In some cases, internal and external bleeding may occur.[1] This typically begins five to seven days after the first symptoms.[25] All infected people show some decreased blood clotting.[22] Bleeding from mucous membranes or from sites of needle punctures has been reported in 40–50% of cases.[26] This may cause vomiting blood, coughing up of blood, or blood in stool.[27] Bleeding into the skin may create petechiae, purpura, ecchymoses or hematomas (especially around needle injection sites).[28] Bleeding into the whites of the eyes may also occur.[29] Heavy bleeding is uncommon; if it occurs, it is usually in the gastrointestinal tract.[30] The incidence of bleeding into the gastrointestinal tract has decreased since earlier epidemics and is now estimated to be approximately 10% with improved prevention of disseminated intravascular coagulation.[24]

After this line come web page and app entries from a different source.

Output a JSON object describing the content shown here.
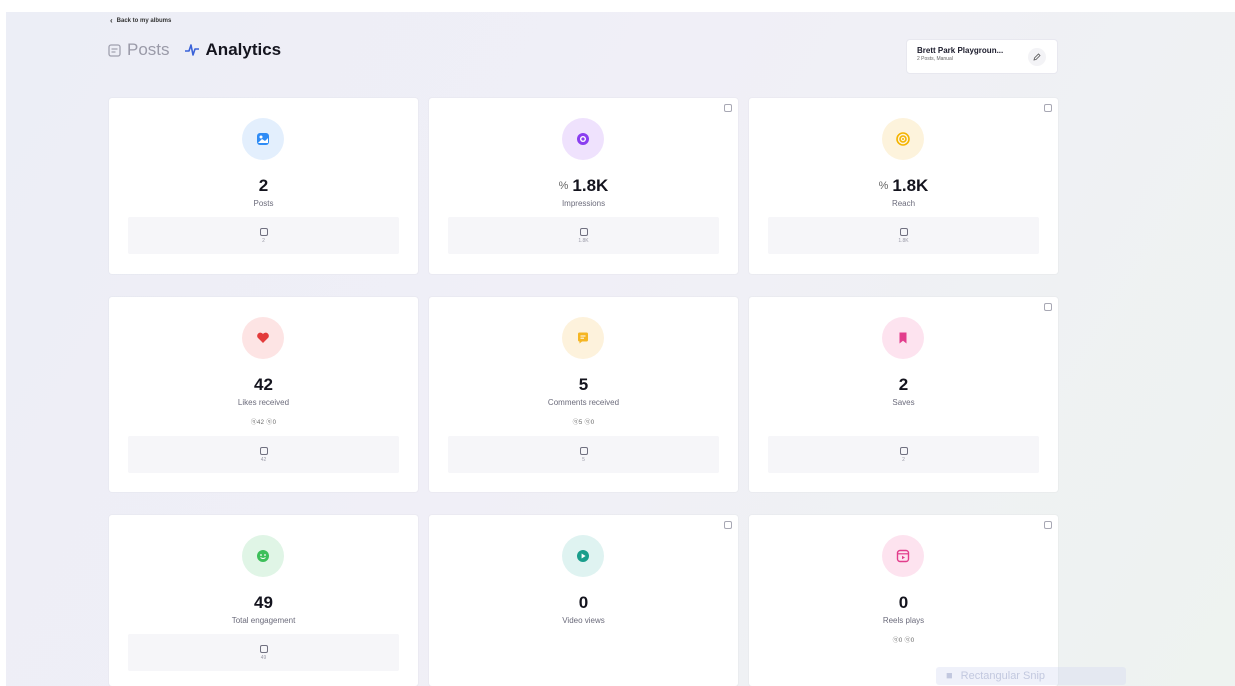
{
  "nav": {
    "back_label": "Back to my albums"
  },
  "tabs": [
    {
      "label": "Posts",
      "icon": "posts-icon"
    },
    {
      "label": "Analytics",
      "icon": "analytics-icon",
      "active": true
    }
  ],
  "album": {
    "title": "Brett Park Playgroun...",
    "subtitle": "2 Posts, Manual"
  },
  "colors": {
    "posts": "#2f8cf5",
    "impressions": "#8a3ef0",
    "reach": "#f4b400",
    "likes": "#e33b3b",
    "comments": "#f5b623",
    "saves": "#e23d8c",
    "engagement": "#3dbf5a",
    "video": "#1a9e8c",
    "reels": "#e23d8c"
  },
  "metrics": [
    {
      "icon": "image-icon",
      "value": "2",
      "label": "Posts",
      "footer": "2",
      "link": false,
      "info": false
    },
    {
      "icon": "eye-icon",
      "value": "1.8K",
      "label": "Impressions",
      "footer": "1.8K",
      "link": true,
      "info": true
    },
    {
      "icon": "target-icon",
      "value": "1.8K",
      "label": "Reach",
      "footer": "1.8K",
      "link": true,
      "info": true
    },
    {
      "icon": "heart-icon",
      "value": "42",
      "label": "Likes received",
      "sub": "ⓠ42 ⓠ0",
      "footer": "42",
      "link": false,
      "info": false
    },
    {
      "icon": "comment-icon",
      "value": "5",
      "label": "Comments received",
      "sub": "ⓠ5 ⓠ0",
      "footer": "5",
      "link": false,
      "info": false
    },
    {
      "icon": "bookmark-icon",
      "value": "2",
      "label": "Saves",
      "footer": "2",
      "link": false,
      "info": true
    },
    {
      "icon": "engagement-icon",
      "value": "49",
      "label": "Total engagement",
      "footer": "49",
      "link": false,
      "info": false
    },
    {
      "icon": "play-icon",
      "value": "0",
      "label": "Video views",
      "link": false,
      "info": true
    },
    {
      "icon": "reels-icon",
      "value": "0",
      "label": "Reels plays",
      "sub": "ⓠ0 ⓠ0",
      "link": false,
      "info": true
    }
  ],
  "watermark": "Rectangular Snip"
}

Recovery and death

Recovery may begin between 7 and 14 days after first symptoms.[21] Death, if it occurs, follows typically 6 to 16 days from first symptoms and is often due to low blood pressure from fluid loss.[2] In general, bleeding often indicates a worse outcome, and blood loss may result in death.[20] People are often in a coma near the end of life.[21]

Those who survive often have ongoing muscular and joint pain, liver inflammation, decreased hearing, and may have continued tiredness, continued weakness, decreased appetite, and difficulty returning to pre-illness weight.[21][31] Problems with vision may develop.[32]

Survivors develop antibodies against Ebola that last at least 10 years, but it is unclear whether they are immune to additional infections.[33]

Other Languages
Afrikaans: Ebola
Alemannisch: Ebolafieber
አማርኛ: ኢቦላ
bamanankan: Ebola virisi bana
български: Ебола
bosanski: Ebola (bolest)
čeština: Ebola
Chi-Chewa: Matenda a Ebola
dansk: Ebola
Deutsch: Ebolafieber
Esperanto: Ebola malsano
eʋegbe: Ebola dɔlele
føroyskt: Ebola
Fulfulde: Ebola
galego: Ébola
hrvatski: Ebola
Bahasa Indonesia: Penyakit virus Ebola
עברית: אבולה
Basa Jawa: Panyakit ebola
Kabɩyɛ: Eeboolaa
қазақша: Эбола ауруы
Kinyarwanda: Indwara ya Ebola
Kiswahili: Ebola
Kreyòl ayisyen: Maladi viris Ebola
Limburgs: Ebola
lingála: Bokono ya Ebola
मैथिली: इबोला
македонски: Ебола
മലയാളം: എബോള
Bahasa Melayu: Penyakit virus Ebola
монгол: Эбола
Nederlands: Ebola
Nedersaksies: Ebola
नेपाली: इबोला
norsk nynorsk: Ebola-virussjukdom
occitan: Virus Ebola
oʻzbekcha/ўзбекча: Ebola gemorragik isitmasi
Papiamentu: Ebola
ភាសាខ្មែរ: ជំងឺអ៊ីបូឡា
Romani: Ebola
Simple English: Ebola virus disease
slovenščina: Ebola
српски / srpski: Ебола
srpskohrvatski / српскохрватски: Ebola
suomi: Ebola
svenska: Ebolafeber
татарча/tatarça: Эбола бизгәге
Thuɔŋjäŋ: Ebuɔla
Tiếng Việt: Bệnh do virus Ebola
walon: Five Ebola
žemaitėška: Ebuola